As I have more of an eclectic style (as did our venue), we decided not to over plan the aesthetic theme of the wedding and instead had a theme based on sentiment. We started inside our invitations with a favourite song lyric that means something to us, which helped our guests feel welcomed into our private and unique love:
“Love has no boundaries
Stay because I love you as you are
I crossed an ocean of possibilities
And I found you” – Talib Kweli
Several of our speeches and our gift book (a photographic essay of our favourite pictures from visits to Canada and South Africa, which was entitled ‘Across an Ocean of Possibilities’) carried this poem throughout our wedding. On the front of our invitations we had an image from a South African painting that my mother-in-law gave us for our anniversary of two figures walking towards the radiating sun together. This invitation was also carried through some stationery and embroidered on the napkins by the Aleit shop.
We also tried to integrate elements from the different cultures that we represent. We arrived to the reception in an old red London cab (from the city where we fell in love), we had an African choir, marimba band and Zulu dancers perform, as well as a Scottish bagpiper (bride’s father’s heritage), and we performed a Serbian kolo dance (bride’s mother’s heritage). One of my favourite moments was when we arrived at the reception and were led in by the Zulu drummers and I (the Canadian) was the one who was dancing and singing along to Nksoi Sikelel’ iAfrika!

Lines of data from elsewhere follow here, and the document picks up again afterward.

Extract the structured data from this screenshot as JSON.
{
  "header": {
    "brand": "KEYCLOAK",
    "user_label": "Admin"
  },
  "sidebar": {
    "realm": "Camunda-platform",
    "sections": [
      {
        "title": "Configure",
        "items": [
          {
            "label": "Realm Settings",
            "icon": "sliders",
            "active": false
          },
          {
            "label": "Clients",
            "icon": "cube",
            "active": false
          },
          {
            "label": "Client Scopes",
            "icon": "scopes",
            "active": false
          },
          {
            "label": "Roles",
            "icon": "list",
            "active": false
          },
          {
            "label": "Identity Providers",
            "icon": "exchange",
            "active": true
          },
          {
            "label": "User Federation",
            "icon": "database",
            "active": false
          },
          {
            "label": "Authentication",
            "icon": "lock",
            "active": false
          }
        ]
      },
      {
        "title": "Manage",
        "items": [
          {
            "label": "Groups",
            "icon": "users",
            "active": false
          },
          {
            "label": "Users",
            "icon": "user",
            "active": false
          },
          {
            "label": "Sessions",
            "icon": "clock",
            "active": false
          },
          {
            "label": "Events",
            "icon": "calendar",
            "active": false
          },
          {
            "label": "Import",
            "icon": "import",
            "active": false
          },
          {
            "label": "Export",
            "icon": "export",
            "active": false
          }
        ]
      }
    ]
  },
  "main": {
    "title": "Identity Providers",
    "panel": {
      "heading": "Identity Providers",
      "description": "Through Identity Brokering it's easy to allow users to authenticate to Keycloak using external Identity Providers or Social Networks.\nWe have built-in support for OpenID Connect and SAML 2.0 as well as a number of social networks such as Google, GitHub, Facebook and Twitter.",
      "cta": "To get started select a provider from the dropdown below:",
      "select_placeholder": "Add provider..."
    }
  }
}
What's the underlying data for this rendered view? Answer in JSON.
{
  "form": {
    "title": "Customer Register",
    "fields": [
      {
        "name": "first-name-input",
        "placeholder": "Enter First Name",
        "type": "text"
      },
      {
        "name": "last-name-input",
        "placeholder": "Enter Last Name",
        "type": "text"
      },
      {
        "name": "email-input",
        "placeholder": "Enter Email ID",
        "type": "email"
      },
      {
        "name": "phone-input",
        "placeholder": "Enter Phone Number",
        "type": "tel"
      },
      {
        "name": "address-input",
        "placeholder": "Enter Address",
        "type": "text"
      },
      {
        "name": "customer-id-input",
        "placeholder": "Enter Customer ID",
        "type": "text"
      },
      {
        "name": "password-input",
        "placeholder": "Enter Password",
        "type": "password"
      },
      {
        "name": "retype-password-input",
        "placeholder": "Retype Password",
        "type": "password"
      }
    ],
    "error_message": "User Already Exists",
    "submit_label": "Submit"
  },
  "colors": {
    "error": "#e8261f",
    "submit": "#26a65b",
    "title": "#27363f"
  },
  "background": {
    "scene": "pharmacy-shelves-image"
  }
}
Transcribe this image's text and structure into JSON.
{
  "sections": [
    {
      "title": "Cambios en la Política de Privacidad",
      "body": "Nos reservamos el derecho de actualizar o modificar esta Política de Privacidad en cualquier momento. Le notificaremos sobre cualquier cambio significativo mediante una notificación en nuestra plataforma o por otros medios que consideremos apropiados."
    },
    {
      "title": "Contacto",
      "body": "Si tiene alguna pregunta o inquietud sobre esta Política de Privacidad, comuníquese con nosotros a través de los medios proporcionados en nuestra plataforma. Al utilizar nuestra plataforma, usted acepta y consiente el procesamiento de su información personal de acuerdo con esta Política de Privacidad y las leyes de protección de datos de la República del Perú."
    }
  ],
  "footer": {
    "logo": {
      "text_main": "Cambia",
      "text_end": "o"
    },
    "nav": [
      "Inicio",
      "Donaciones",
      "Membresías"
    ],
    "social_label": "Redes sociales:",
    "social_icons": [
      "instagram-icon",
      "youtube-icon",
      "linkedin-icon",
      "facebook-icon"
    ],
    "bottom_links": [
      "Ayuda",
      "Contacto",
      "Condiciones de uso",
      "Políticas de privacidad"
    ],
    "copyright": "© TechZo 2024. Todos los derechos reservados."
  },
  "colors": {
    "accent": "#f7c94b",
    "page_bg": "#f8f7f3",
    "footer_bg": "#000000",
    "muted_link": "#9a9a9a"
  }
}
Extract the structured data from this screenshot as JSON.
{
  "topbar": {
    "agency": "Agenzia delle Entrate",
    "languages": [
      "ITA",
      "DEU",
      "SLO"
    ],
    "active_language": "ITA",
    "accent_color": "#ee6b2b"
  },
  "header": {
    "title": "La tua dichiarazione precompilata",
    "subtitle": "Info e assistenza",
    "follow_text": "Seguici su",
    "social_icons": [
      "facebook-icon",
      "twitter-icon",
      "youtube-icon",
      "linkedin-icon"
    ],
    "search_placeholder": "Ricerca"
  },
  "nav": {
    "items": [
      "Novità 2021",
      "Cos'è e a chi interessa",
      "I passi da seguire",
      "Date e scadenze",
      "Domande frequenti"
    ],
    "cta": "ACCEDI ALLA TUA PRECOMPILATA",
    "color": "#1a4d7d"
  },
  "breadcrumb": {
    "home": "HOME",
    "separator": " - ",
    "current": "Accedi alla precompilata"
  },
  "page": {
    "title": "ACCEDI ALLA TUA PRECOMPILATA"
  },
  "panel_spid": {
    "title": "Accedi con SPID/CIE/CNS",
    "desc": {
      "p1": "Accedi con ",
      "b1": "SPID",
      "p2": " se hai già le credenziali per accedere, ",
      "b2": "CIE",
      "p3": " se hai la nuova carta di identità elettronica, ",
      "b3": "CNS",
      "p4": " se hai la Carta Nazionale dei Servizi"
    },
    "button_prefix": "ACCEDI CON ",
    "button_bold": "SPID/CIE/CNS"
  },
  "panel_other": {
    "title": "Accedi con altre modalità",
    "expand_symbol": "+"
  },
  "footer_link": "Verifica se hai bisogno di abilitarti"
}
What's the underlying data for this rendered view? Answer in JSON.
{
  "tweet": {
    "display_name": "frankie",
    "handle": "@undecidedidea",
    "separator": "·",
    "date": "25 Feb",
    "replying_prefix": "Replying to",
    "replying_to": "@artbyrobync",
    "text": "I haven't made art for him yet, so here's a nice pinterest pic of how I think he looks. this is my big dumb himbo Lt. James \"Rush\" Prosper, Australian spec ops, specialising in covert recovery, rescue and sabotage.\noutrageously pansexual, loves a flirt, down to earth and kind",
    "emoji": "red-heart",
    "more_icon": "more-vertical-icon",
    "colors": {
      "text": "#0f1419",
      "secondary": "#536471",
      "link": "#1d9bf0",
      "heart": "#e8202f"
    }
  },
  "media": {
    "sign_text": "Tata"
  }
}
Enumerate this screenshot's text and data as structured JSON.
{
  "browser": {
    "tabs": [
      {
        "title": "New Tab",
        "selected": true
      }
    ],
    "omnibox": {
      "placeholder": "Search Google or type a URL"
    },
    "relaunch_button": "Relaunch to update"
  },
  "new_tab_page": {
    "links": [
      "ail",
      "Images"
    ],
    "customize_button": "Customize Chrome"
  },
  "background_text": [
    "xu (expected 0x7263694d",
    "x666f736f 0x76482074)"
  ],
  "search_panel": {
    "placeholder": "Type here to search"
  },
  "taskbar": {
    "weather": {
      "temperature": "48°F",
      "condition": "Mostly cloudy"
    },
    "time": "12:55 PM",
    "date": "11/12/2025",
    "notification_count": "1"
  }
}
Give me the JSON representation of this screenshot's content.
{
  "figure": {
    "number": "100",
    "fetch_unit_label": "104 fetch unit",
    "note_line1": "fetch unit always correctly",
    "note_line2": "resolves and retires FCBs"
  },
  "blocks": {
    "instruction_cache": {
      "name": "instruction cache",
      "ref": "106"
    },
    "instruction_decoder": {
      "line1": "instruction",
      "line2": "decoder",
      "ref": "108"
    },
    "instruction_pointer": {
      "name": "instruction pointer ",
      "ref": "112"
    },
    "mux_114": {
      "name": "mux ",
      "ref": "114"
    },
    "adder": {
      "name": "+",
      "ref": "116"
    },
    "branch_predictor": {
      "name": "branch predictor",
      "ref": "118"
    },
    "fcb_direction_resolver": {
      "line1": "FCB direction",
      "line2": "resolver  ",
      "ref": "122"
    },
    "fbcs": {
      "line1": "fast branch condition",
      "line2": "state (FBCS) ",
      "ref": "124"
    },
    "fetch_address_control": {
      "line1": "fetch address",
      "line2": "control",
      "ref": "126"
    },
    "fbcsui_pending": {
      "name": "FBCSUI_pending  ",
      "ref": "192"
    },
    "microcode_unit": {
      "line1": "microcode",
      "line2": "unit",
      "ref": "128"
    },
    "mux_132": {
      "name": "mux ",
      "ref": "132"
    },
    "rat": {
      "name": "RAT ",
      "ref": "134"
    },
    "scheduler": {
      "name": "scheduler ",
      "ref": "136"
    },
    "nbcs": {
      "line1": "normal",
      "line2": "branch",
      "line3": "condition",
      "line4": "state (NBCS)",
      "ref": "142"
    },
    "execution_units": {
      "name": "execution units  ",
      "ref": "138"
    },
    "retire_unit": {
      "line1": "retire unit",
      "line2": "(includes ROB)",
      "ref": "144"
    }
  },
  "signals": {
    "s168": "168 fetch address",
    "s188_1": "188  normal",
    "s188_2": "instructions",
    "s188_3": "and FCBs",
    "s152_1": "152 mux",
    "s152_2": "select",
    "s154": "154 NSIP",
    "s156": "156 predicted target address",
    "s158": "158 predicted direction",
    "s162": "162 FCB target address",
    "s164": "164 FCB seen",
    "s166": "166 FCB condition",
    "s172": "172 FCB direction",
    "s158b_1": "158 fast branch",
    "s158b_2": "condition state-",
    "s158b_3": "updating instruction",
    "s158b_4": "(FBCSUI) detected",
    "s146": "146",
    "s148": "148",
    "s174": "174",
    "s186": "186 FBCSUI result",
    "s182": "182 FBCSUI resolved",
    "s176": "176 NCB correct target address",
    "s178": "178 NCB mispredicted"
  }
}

My mom and I are extremely close and she has exquisite taste. However, she lives in Canada and I planned the wedding on different trips to South Africa. I was nervous that I wasn’t going to make her proud so a moment of great joy for me was when we sat down in the restaurant for dinner and I looked over to my mom and asked what she thought. She looked back at me with an almost speechless expression and said: “Honey, it’s perfect”. She was overwhelmed, and so was I.
Malan says one of his greatest moments was our first dance. Neither of us was very keen to perform this tradition as we were convinced it wasn’t going to feel natural. However, without any rehearsal, we just got up and enjoyed the moment together and it felt as if we were in our living room back home.
One piece of advice I would give to other couples is to make your wedding your own, whatever that means for you. Making your wedding personal gets rid of nerves and makes it so memorable because those meaningful details pop up throughout the entire day. I wasn’t nervous saying my own vows or giving my speech because I was so comfortable in the environment that we had created.
Venue & catering: PURE at Hout Bay Manor | Co-ordination: The Aleit Group | Photography: Joe Dreyer | Flowers: Aspen and Co. | Videography: Palace Productions – +27 21 976 8824, [email protected] | Cake: Kanya Hunt – +27 82 375 5200, [email protected] | Music: Aleit Music and Entertainment | Stationery: Elsje Designs | Favours and napkins: Aleit Shop | Lighting: Something Different | Hair & makeup: Luciano dos Santos – +27 76 880 5748, [email protected] | Hiring: Hireworx